Tuesday, May 18, 2010

A Review of Gasoline by Quim Monzó (translated by Mary Ann Newman)

Gasoline
4 out of 5: Gasoline, Quim Monzó’s latest novel to be translated into English, opens at a moment of crisis in Heribert’s career as a painter: he must paint enough canvases to fill two galleries in time for an imminent double show. Instead of working, however, Heribert wallows in indifference and boredom, wandering the city streets, drinking in random bars, and visiting sex shops. As Heribert’s career stagnates, another younger artist—Humbert (bizarrely, almost all characters’ names begin with the letter ‘H’ in Gasoline)—steps in to take advantage of Heribert’s artistic and romantic slump.
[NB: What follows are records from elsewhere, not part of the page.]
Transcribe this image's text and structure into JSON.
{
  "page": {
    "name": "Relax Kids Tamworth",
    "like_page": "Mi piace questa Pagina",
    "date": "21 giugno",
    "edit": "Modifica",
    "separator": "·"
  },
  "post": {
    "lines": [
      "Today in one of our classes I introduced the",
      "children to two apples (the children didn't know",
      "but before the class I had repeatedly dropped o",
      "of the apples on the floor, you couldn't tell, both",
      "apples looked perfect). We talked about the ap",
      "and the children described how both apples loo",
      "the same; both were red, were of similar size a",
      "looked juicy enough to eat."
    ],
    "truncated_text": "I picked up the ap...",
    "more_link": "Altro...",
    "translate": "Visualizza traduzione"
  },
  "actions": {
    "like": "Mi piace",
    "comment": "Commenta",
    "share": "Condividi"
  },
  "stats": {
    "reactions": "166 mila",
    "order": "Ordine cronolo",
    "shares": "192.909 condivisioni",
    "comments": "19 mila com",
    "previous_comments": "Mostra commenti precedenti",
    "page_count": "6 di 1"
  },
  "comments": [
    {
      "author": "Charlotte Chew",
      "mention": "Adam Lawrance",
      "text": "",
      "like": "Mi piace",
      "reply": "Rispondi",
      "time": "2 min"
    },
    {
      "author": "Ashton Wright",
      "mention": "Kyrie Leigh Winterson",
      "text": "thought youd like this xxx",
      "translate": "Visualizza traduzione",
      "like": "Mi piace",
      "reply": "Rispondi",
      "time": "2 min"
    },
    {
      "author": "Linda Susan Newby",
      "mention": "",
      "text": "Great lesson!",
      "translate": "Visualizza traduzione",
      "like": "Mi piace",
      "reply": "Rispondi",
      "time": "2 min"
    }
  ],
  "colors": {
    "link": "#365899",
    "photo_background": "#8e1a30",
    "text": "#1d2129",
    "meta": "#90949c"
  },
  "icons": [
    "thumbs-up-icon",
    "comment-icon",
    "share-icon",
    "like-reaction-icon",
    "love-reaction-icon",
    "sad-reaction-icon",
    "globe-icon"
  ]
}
Gasoline explores the joys and pitfalls of creativity and obsession, alternating whimsy and humor with dark moments of doubt. Heribert’s dilemma is both heartbreaking and absurd, causing the reader’s feelings towards this unhappy artist to vacillate between pity and derision. During one bleak scene, for example, Heribert attempts to turn on every light and appliance in his house to drown out his sorrow over his estrangement from his wife. The touching scene shades into absurdity when Heribert is thwarted in his noise-making by a cassette player that refuses to play both the radio and a cassette tape at the same time, leading Heribert to conclude that the machine is nothing but “a lie.”

Gasoline is a sensitive portrayal of artistic creation and its often unstable personalities. Half cautionary tale, half tribute to the limitless capacity of the human imagination, Gasoline is wholly provocative and entertaining.

3 comments:

Zibilee said...

I had to laugh at that bit about the tape player! It sounds like a really interesting book, and very different than those I normally read. I am going to be taking a closer look at this one. It sounds like a clever mix of both hopefulness and despair. Great review!

Rebecca :) said...

It is bizarre that all the characters' names begin with an "H". But I suppose no more bizarre than the couple on the show 19 and Counting...whose children's names all begin with J. I do like a little diversity in my books! It does sound like it could be an entertaining read, though. Thanks for the review!

rjnagle said...

Isn't it interesting that most of your reviews are 4 stars these days?

It's generally the case with me. I probably wouldn't be able to finish a book that was anything less than 3 stars. Sure, maybe a bad bestseller would be readable, but chances are, I wouldn't even have tackled it in the first place.

Frankly, there is an abundance of good fiction there, and it is hard to say that an earnest and well-written novel deserves anything less than 3 1/2 stars even if it doesn't rock your world.

I'm currently reading Serpent and the Rope by Raja Rao. It definitely has moments and great writing, but it is also very slow and not much is happening. (I have taken a long time to finish it). I see enough of the artistry to rank it as 3 1/2, but do I feel enthusiasm? Do I eagerly wish to keep reading? (Would one eagerly wish to finish a Proust volume?)

To a certain extent a literary work has succeeded if it has persuaded a good reader to finish it. (That is harder to do than you might think!)

I feel lucky if I have hit one 5 star work of literature per year. (Last year I hit 3, but they were all by the same author).

I think part of the judging criteria rests on the book's ability to entrap the reader's attention (and frankly a lot of contemporary fiction isn't good at this).

But I the reader bear some responsibility too. There are periods where I don't open my life to fiction very easily. Also, fun/pleasure can't be the main criteria for judging fiction. Maybe Moby Dick was fun (in my opinion anyway), but Scarlet Letter? Brothers K? These were absorbing and suspenseful and definitely provoked moral and psychological issues.

At the same time, suspense is way overrated. Dickens used a lot of it, but to little effect (I put him at the top of my Overrated pantheon). Melodrama, suspense and sentimentality make for great reading, but lousy literature.